- [DIRECTIONS]
In the data below, find every line with the word "CycleSync" and copy it out.

(App and web page records)
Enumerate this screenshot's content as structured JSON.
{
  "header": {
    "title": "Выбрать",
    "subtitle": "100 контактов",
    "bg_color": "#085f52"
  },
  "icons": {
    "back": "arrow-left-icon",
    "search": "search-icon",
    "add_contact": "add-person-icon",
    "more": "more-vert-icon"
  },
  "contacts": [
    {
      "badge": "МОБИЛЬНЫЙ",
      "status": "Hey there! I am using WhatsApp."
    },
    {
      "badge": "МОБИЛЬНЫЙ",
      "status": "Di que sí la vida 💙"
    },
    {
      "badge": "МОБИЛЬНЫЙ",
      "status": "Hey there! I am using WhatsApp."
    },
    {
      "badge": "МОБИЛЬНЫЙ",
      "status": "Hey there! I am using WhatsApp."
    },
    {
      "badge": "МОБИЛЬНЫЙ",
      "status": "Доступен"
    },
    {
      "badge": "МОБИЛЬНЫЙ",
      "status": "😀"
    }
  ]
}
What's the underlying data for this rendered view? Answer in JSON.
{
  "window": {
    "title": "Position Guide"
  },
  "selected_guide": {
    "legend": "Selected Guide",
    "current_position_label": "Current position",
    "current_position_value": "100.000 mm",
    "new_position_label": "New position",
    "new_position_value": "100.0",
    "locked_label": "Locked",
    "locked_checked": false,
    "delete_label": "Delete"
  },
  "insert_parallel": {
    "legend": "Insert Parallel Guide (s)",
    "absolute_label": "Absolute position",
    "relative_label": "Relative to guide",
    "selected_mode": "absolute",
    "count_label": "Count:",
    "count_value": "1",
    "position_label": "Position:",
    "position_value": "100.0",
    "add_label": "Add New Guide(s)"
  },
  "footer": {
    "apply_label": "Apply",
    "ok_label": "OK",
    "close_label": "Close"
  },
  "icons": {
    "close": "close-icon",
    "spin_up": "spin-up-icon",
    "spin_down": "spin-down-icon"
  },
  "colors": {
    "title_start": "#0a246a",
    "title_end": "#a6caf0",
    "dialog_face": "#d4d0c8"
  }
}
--
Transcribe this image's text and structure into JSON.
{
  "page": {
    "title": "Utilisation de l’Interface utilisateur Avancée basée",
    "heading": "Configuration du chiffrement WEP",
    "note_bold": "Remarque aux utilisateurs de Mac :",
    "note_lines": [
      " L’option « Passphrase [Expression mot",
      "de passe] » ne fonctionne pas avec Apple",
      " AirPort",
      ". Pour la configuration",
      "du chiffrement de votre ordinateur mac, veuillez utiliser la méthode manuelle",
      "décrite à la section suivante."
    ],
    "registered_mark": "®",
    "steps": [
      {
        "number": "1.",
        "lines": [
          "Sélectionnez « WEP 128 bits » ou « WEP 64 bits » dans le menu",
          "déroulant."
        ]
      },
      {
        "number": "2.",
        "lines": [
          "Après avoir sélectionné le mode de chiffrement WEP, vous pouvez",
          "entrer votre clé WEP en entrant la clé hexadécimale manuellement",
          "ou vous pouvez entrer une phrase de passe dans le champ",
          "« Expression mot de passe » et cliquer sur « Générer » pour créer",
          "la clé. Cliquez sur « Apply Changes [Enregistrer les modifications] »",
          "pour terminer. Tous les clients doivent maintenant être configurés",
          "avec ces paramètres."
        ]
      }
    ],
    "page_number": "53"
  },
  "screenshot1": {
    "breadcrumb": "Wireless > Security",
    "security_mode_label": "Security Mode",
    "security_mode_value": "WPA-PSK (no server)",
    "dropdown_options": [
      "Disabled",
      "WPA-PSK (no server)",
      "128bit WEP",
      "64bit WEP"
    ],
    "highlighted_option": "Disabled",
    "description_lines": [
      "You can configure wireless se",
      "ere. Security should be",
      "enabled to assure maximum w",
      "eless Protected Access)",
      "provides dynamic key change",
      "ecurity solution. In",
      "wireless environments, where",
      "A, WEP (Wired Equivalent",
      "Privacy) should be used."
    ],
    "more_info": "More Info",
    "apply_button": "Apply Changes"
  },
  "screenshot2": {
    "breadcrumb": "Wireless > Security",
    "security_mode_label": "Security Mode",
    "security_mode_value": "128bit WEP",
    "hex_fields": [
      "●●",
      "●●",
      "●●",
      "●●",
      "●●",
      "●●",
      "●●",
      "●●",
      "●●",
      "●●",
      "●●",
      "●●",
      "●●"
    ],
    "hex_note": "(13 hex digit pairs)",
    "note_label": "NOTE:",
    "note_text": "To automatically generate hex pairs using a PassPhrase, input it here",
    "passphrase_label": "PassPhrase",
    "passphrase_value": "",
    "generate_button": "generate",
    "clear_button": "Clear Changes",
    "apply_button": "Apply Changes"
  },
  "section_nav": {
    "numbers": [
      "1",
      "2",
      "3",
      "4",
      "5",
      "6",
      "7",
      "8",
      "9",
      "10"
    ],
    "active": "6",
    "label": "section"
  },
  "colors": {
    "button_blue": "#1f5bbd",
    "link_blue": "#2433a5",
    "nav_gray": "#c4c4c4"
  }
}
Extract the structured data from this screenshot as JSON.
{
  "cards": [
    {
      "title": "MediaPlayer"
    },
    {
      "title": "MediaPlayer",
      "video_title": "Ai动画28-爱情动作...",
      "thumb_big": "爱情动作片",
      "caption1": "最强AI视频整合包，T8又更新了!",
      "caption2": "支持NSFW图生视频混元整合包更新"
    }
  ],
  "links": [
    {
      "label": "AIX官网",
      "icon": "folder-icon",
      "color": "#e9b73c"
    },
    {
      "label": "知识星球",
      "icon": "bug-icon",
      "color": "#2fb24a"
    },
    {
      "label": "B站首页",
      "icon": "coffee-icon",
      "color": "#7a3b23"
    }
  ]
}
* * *
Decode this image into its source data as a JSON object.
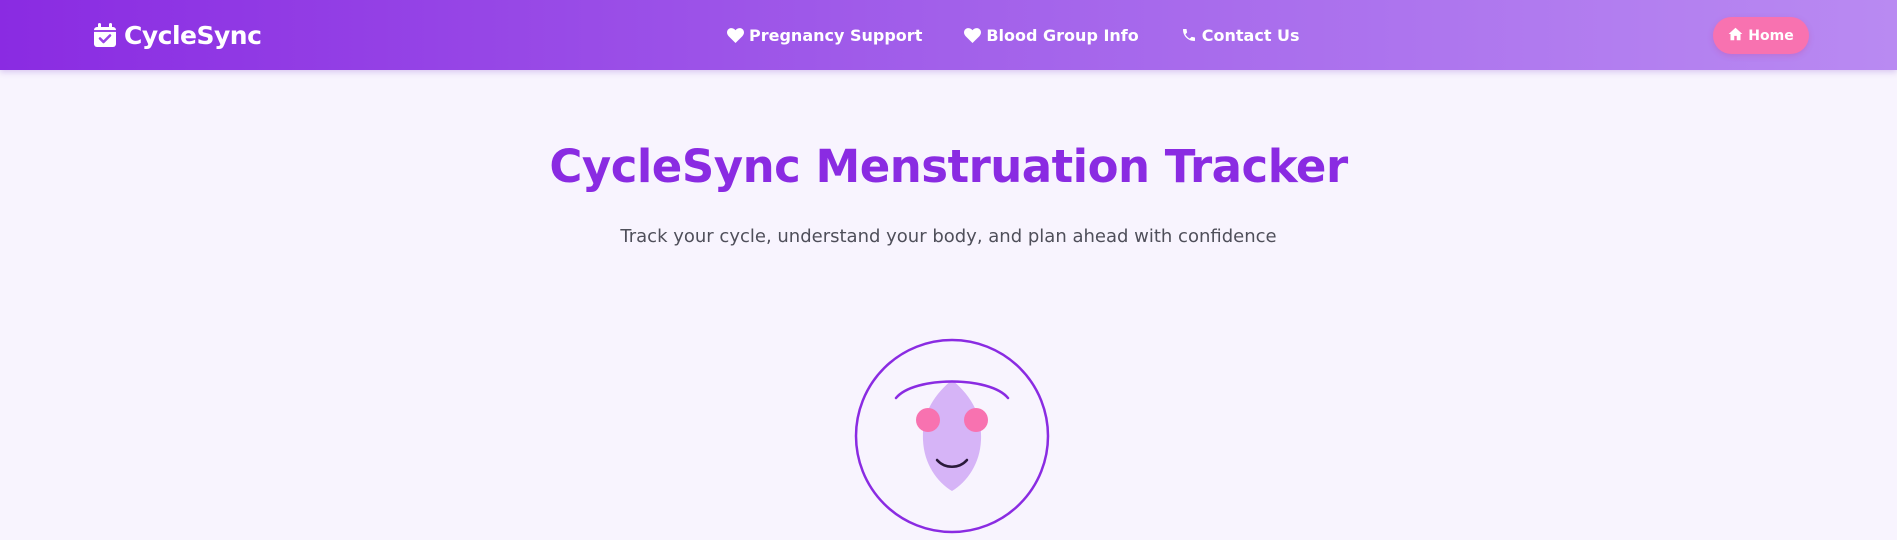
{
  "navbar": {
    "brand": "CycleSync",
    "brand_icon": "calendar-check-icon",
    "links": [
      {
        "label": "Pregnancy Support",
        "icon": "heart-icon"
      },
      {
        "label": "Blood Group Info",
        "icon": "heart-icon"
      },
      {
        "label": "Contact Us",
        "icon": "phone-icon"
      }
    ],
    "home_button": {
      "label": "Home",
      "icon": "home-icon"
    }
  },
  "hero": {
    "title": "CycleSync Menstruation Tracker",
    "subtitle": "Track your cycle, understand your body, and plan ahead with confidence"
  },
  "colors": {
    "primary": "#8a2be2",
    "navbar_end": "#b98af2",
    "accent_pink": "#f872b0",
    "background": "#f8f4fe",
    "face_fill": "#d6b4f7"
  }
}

- [ANSWER SPACE]
    "brand": "CycleSync",
    "title": "CycleSync Menstruation Tracker",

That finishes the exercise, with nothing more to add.